In the cell, organelles, proteins, and signalling molecules are transported to specific locations along a network of filamentous tracks. Specialized enzymes called motor proteins bind to cargoes and move along the network by converting the chemical energy of ATP into mechanical work. The microtubule cytoskeleton consists of filaments that span the cell and serve as tracks for motor-based intracellular transport. We are interested in how these microtubule tracks regulate the movement and binding of motor proteins. Studying the mechanisms that control cargo transport contribute to our understanding of how this transport breaks down in neurons - a hallmark of neurodegenerative diseases such as ALS, Huntington’s disease, and Alzheimer’s disease. In our recently published work in the Biophysical Journal, we isolated microtubule cytoskeletons from cells and explored the effects of various microtubule-based regulatory factors on the motility of the motor protein kinesin.
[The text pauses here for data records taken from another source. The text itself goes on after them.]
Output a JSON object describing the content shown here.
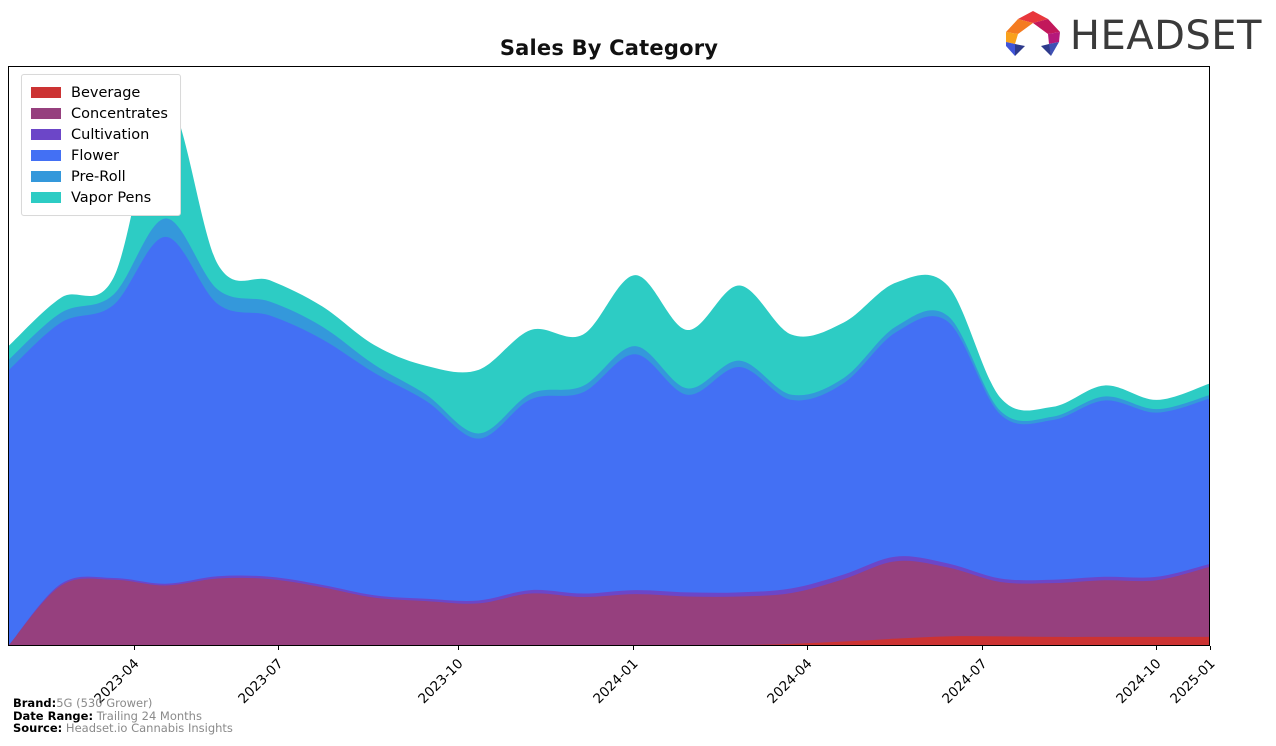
{
  "header": {
    "title": "Sales By Category",
    "brand_wordmark": "HEADSET",
    "logo_icon": "headset-logo-icon",
    "logo_colors": [
      "#E8373C",
      "#C2185B",
      "#F47B20",
      "#F9A11B",
      "#3F51B5",
      "#4054D8",
      "#7B3FA0",
      "#2E3A8C"
    ]
  },
  "legend": {
    "position": "upper-left",
    "items": [
      {
        "label": "Beverage",
        "color": "#CC3333"
      },
      {
        "label": "Concentrates",
        "color": "#96407E"
      },
      {
        "label": "Cultivation",
        "color": "#6C46C8"
      },
      {
        "label": "Flower",
        "color": "#4370F4"
      },
      {
        "label": "Pre-Roll",
        "color": "#3498DB"
      },
      {
        "label": "Vapor Pens",
        "color": "#2DCCC4"
      }
    ]
  },
  "footer": {
    "rows": [
      {
        "key": "Brand:",
        "value": "5G (530 Grower)"
      },
      {
        "key": "Date Range:",
        "value": "Trailing 24 Months"
      },
      {
        "key": "Source:",
        "value": "Headset.io Cannabis Insights"
      }
    ]
  },
  "chart_data": {
    "type": "area",
    "stacked": true,
    "title": "Sales By Category",
    "xlabel": "",
    "ylabel": "",
    "grid": false,
    "legend_position": "upper-left",
    "axis": {
      "x_tick_labels": [
        "2023-04",
        "2023-07",
        "2023-10",
        "2024-01",
        "2024-04",
        "2024-07",
        "2024-10",
        "2025-01"
      ],
      "x_tick_positions_pct": [
        10.5,
        22.5,
        37.4,
        52.0,
        66.5,
        81.0,
        95.5,
        100.0
      ],
      "y_tick_labels": [],
      "ylim": [
        0,
        100
      ]
    },
    "x": [
      "2023-01",
      "2023-02",
      "2023-03",
      "2023-04",
      "2023-05",
      "2023-06",
      "2023-07",
      "2023-08",
      "2023-09",
      "2023-10",
      "2023-11",
      "2023-12",
      "2024-01",
      "2024-02",
      "2024-03",
      "2024-04",
      "2024-05",
      "2024-06",
      "2024-07",
      "2024-08",
      "2024-09",
      "2024-10",
      "2024-11",
      "2024-12"
    ],
    "series": [
      {
        "name": "Beverage",
        "color": "#CC3333",
        "values": [
          0,
          0,
          0,
          0,
          0,
          0,
          0,
          0,
          0,
          0,
          0,
          0,
          0,
          0,
          0,
          0.2,
          0.6,
          1.1,
          1.5,
          1.5,
          1.4,
          1.4,
          1.4,
          1.4
        ]
      },
      {
        "name": "Concentrates",
        "color": "#96407E",
        "values": [
          0,
          10.3,
          11.3,
          10.3,
          11.5,
          11.4,
          10.0,
          8.2,
          7.6,
          7.2,
          8.9,
          8.3,
          8.8,
          8.4,
          8.4,
          8.8,
          10.8,
          13.4,
          11.9,
          9.4,
          9.3,
          9.8,
          9.8,
          12.1
        ]
      },
      {
        "name": "Cultivation",
        "color": "#6C46C8",
        "values": [
          0,
          0.3,
          0.3,
          0.3,
          0.4,
          0.4,
          0.4,
          0.4,
          0.4,
          0.5,
          0.6,
          0.6,
          0.7,
          0.7,
          0.7,
          0.8,
          0.8,
          0.8,
          0.7,
          0.6,
          0.6,
          0.6,
          0.6,
          0.5
        ]
      },
      {
        "name": "Flower",
        "color": "#4370F4",
        "values": [
          47.6,
          45.2,
          47.2,
          60.0,
          47.1,
          45.2,
          42.5,
          38.5,
          34.2,
          28.0,
          33.0,
          34.8,
          40.8,
          34.2,
          39.0,
          32.6,
          33.1,
          38.8,
          41.8,
          28.4,
          27.6,
          30.5,
          28.4,
          28.6
        ]
      },
      {
        "name": "Pre-Roll",
        "color": "#3498DB",
        "values": [
          1.8,
          1.7,
          1.8,
          3.2,
          2.5,
          2.4,
          2.2,
          1.4,
          1.1,
          0.9,
          1.0,
          1.1,
          1.4,
          1.1,
          1.1,
          0.9,
          0.9,
          1.0,
          1.0,
          0.6,
          0.6,
          0.7,
          0.6,
          0.6
        ]
      },
      {
        "name": "Vapor Pens",
        "color": "#2DCCC4",
        "values": [
          2.4,
          2.6,
          2.9,
          20.5,
          4.4,
          3.7,
          3.5,
          3.4,
          5.0,
          11.0,
          11.0,
          8.9,
          12.3,
          10.1,
          13.0,
          10.4,
          9.6,
          7.6,
          5.2,
          2.3,
          1.7,
          1.9,
          1.6,
          2.0
        ]
      }
    ]
  }
}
By tracking the transport of single kinesin molecules along native microtubule networks, we found that microtubule filaments organize into tightly packed bundles that act as highways for motor protein-driven transport. These results show that microtubules do not merely serve as passive tracks, but that the organization of the microtubules into bundles plays an important role in regulating transport. Our work is featured in the Collection “Microtubules and Motors”, highlighting recent advances in understanding the complex spatiotemporal control of intracellular transport using biophysical approaches.
Balabanian, L. Berger, C. L. & Hendricks, A. G. 2017. Acetylated Microtubules Are Preferentially Bundled Leading to Enhanced Kinesin-1 Motility. Biophysical Journal 113, 1151-1560